Upholding the lower court’s decision, the Second Circuit held this week that, among other things, the financial services company’s “delay made a contempt motion an improper vehicle for addressing the banks’ substantial legal defenses to the orders for the first time.” Additionally, like the district court, the appeals panel highlighted “the gamesmanship at the foundation of Next’s motion,” stating that “the $150 million in contempt sanctions reflects injuries that [Next] allowed to accumulate while resting on their rights for six years and disclaiming enforcement for four.” 

“These dilatory tactics undermine Next’s claim to such a large amount in damages,” Judge Michael Park wrote for the Second Circuit panel. “In sum, the district court did not abuse its discretion by denying Nike and Next’s motion for $150 million in contempt sanctions in light of the plaintiffs’ years-long delay in seeking enforcement of the orders.”  

Beyond that, a panel held that “there is a fair ground of doubt as to whether, in light of New York’s separate entity rule” – which treats local branches of foreign banks as separate legal entities – and principles of international comity, the orders could reach assets held at foreign bank branches,” just as there is “a fair ground of doubt as to whether the banks’ activities amounted to ‘active concert or participation’ in violation of the asset restraints that could be enjoined under federal law.” And still yet, in denying Next’s quest for discovery sanctions, Judge Park stated that it failed to “provide clear and convincing proof” that the banks’ “efforts to comply with the discovery orders fell below the standard of reasonable diligence.” 
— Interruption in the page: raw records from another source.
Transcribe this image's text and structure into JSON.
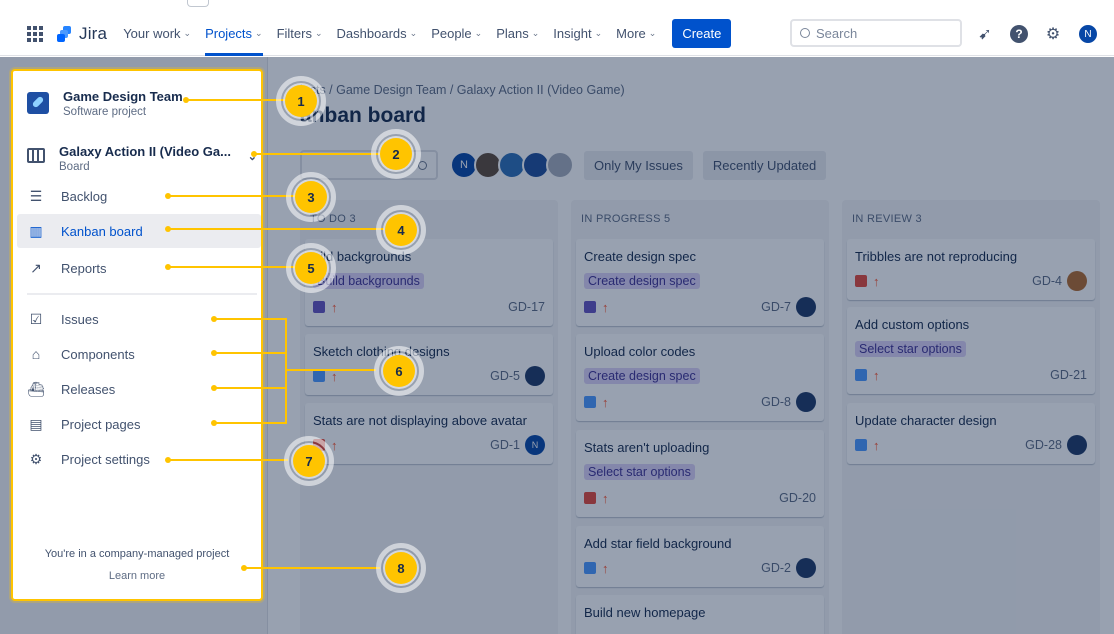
{
  "topnav": {
    "brand": "Jira",
    "items": [
      {
        "label": "Your work",
        "active": false
      },
      {
        "label": "Projects",
        "active": true
      },
      {
        "label": "Filters",
        "active": false
      },
      {
        "label": "Dashboards",
        "active": false
      },
      {
        "label": "People",
        "active": false
      },
      {
        "label": "Plans",
        "active": false
      },
      {
        "label": "Insight",
        "active": false
      },
      {
        "label": "More",
        "active": false
      }
    ],
    "create_label": "Create",
    "search_placeholder": "Search",
    "user_initial": "N"
  },
  "sidebar": {
    "project_name": "Game Design Team",
    "project_type": "Software project",
    "board_name": "Galaxy Action II (Video Ga...",
    "board_type": "Board",
    "items": [
      {
        "label": "Backlog",
        "icon": "backlog-icon"
      },
      {
        "label": "Kanban board",
        "icon": "board-icon",
        "selected": true
      },
      {
        "label": "Reports",
        "icon": "reports-icon"
      },
      {
        "label": "Issues",
        "icon": "issues-icon"
      },
      {
        "label": "Components",
        "icon": "components-icon"
      },
      {
        "label": "Releases",
        "icon": "releases-icon"
      },
      {
        "label": "Project pages",
        "icon": "pages-icon"
      },
      {
        "label": "Project settings",
        "icon": "gear-icon"
      }
    ],
    "footer_text": "You're in a company-managed project",
    "learn_more": "Learn more"
  },
  "board": {
    "breadcrumb": "jects  /  Game Design Team  /  Galaxy Action II (Video Game)",
    "title": "anban board",
    "filters": {
      "avatar_initial": "N",
      "only_my_issues": "Only My Issues",
      "recently_updated": "Recently Updated"
    },
    "columns": [
      {
        "header": "TO DO 3",
        "cards": [
          {
            "title": "uild backgrounds",
            "epic": "Build backgrounds",
            "type": "story",
            "key": "GD-17",
            "avatar": ""
          },
          {
            "title": "Sketch clothing designs",
            "epic": "",
            "type": "task",
            "key": "GD-5",
            "avatar": "dark"
          },
          {
            "title": "Stats are not displaying above avatar",
            "epic": "",
            "type": "bug",
            "key": "GD-1",
            "avatar": "N"
          }
        ]
      },
      {
        "header": "IN PROGRESS 5",
        "cards": [
          {
            "title": "Create design spec",
            "epic": "Create design spec",
            "type": "story",
            "key": "GD-7",
            "avatar": "dark"
          },
          {
            "title": "Upload color codes",
            "epic": "Create design spec",
            "type": "task",
            "key": "GD-8",
            "avatar": "dark"
          },
          {
            "title": "Stats aren't uploading",
            "epic": "Select star options",
            "type": "bug",
            "key": "GD-20",
            "avatar": ""
          },
          {
            "title": "Add star field background",
            "epic": "",
            "type": "task",
            "key": "GD-2",
            "avatar": "dark"
          },
          {
            "title": "Build new homepage",
            "epic": "",
            "type": "",
            "key": "",
            "avatar": ""
          }
        ]
      },
      {
        "header": "IN REVIEW 3",
        "cards": [
          {
            "title": "Tribbles are not reproducing",
            "epic": "",
            "type": "bug",
            "key": "GD-4",
            "avatar": "warm"
          },
          {
            "title": "Add custom options",
            "epic": "Select star options",
            "type": "task",
            "key": "GD-21",
            "avatar": ""
          },
          {
            "title": "Update character design",
            "epic": "",
            "type": "task",
            "key": "GD-28",
            "avatar": "dark"
          }
        ]
      }
    ]
  },
  "callouts": [
    "1",
    "2",
    "3",
    "4",
    "5",
    "6",
    "7",
    "8"
  ],
  "colors": {
    "accent": "#0052cc",
    "highlight": "#ffc400",
    "epic_bg": "#dcd3f7",
    "story": "#6554c0",
    "task": "#4c9aff",
    "bug": "#e5493a"
  }
}
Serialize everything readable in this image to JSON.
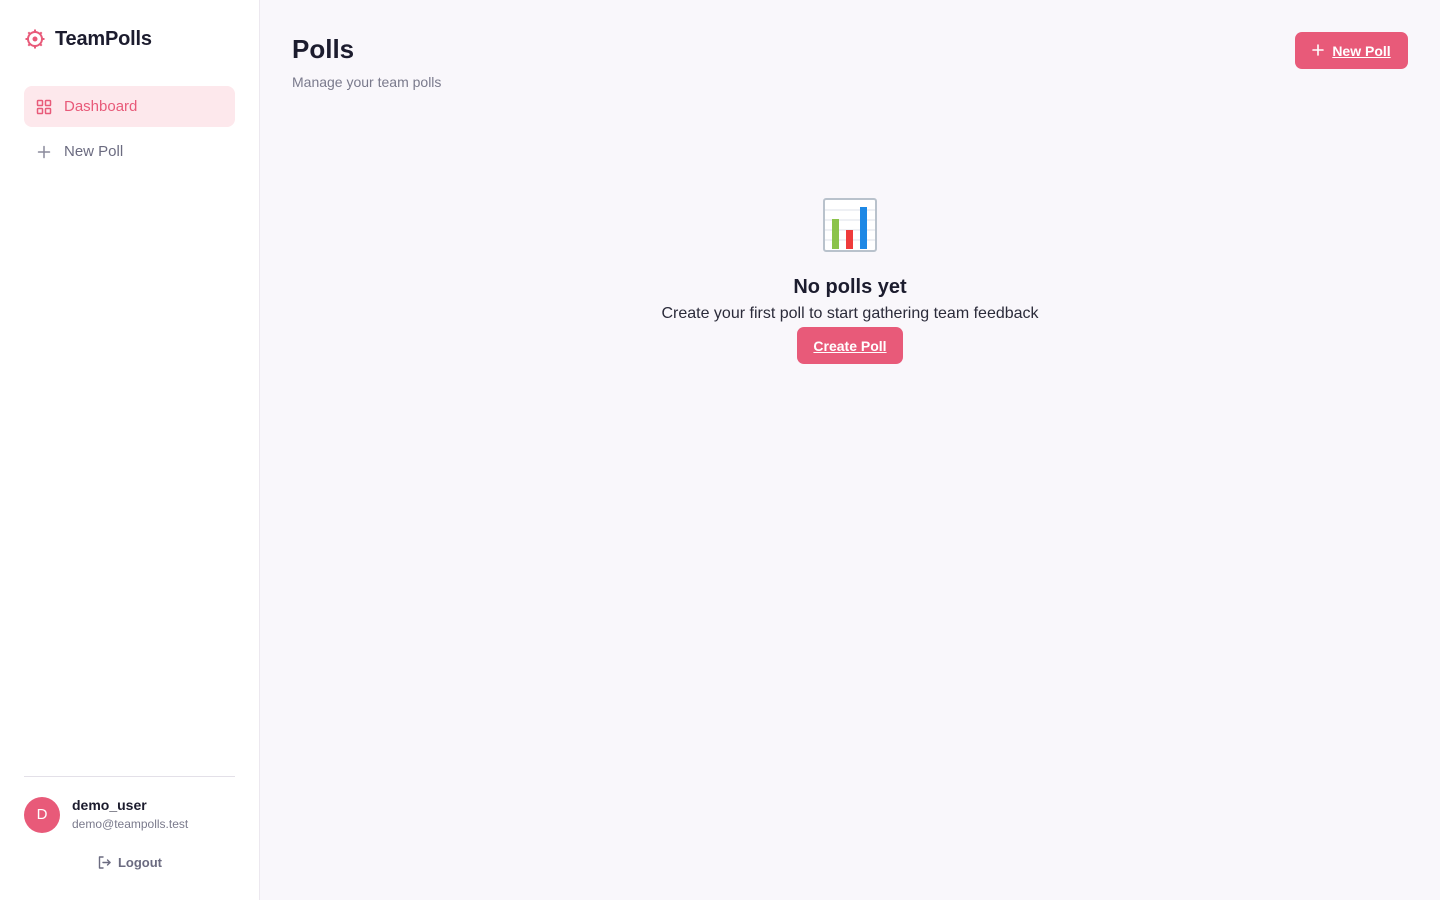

The decision comes amid a closely-watched legal battle that sheds lights on the limits of U.S. entities and courts to pursue foreign entities, a particularly relevant issue in counterfeit-centric cases, the majority of which involve Chinese parties, and in which the plaintiff rights holders routinely struggle to find any meaningful form of monetary relief. Not the first if its kind, the case follows from two Second Circuit trademark infringement/counterfeiting cases involving Gucci and Tiffany & Co., respectively, which saw Chinese banks challenge the enforceability of discovery orders and prejudgment asset freezes overseas.

The case is Next Investments LLC v. Bank of China, U.S. Court of Appeals for the Second Circuit, No. 20-602.